It was not Sting's fault. It was also not mine.
But I have often thought that this song playing, as we danced toward the end of that New Year's Eve party, made that guy all the more determined that he not go home alone.
I'd said, so many times already, that I did not want to go home with him. I barely knew him. Call me tomorrow, I said. Ask me on a date.
He argued and insisted, argued and insisted. My gut said: The more someone pushes, the quicker you get away from him. And: He doesn't care what you want, what you don't want. His insisting is the sign. (What I wanted: to get to my bed, peacefully, on my own. I was 20 years old. Going home with near strangers was not my thing.)
I didn't listen to my instincts. I should have. But this is not on me. It's not on #Sting. It's not on anyone but that pathetic asshole who thought what he wanted trumped all.
It took a doctor to tell me that, without question, what had happened was wrong. I'd thought, I told him I didn't want to have sex with him, but I didn't punch him. I told him, but I didn't kick him. I told him before we got to his place, when we arrived at his place, and many times after; but then, finally, I just froze.
He was about 10 years older than I was. I went back to school and never had to see him again. I don't remember his face. I don't remember his last name.

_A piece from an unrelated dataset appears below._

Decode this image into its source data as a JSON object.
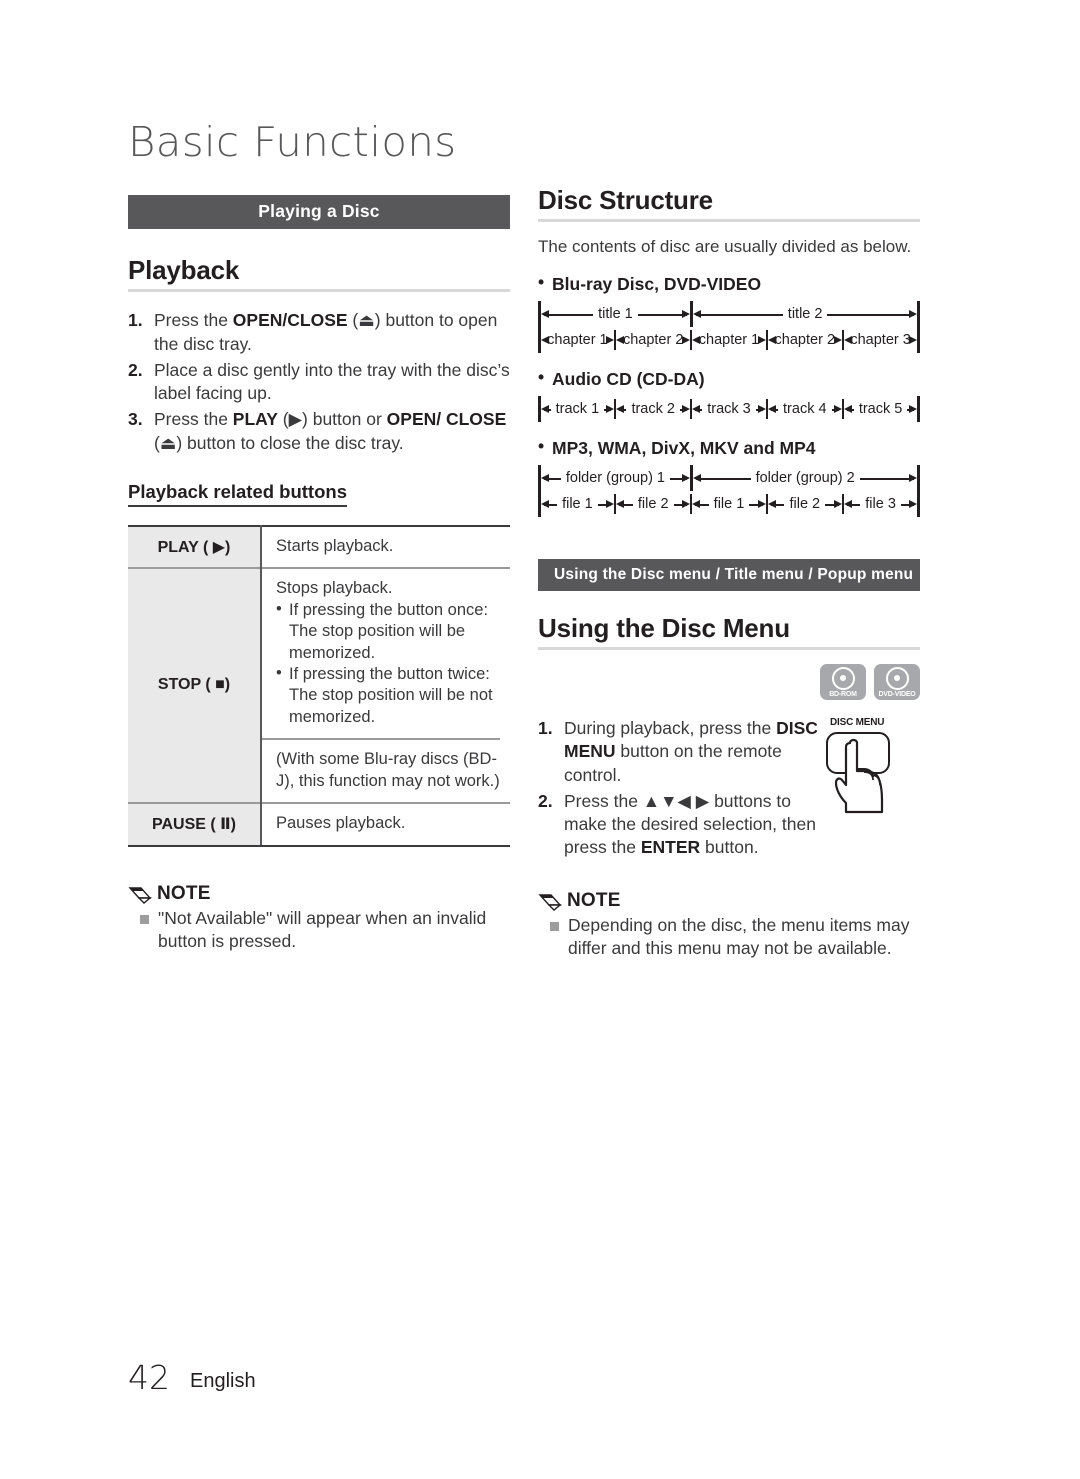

At a friend's encouragement, I did send him a #letter, telling him what I thought about what he'd done. Telling him, also, what the doctor had told me. Telling him a professional's opinion that not only had he broken the law, but he was a disgraceful excuse for a man. Clearly he wouldn't want to believe me about it; but the #doctor had said so. The male doctor.
He didn't answer the letter. I mean it when I say I didn't care.
I saved the #dress I'd been wearing, for a while. I thought maybe I could reclaim it over time. But I couldn't. In the end, I cut it up and donated it for art supplies. I couldn't wear that dress again, and neither should anyone else.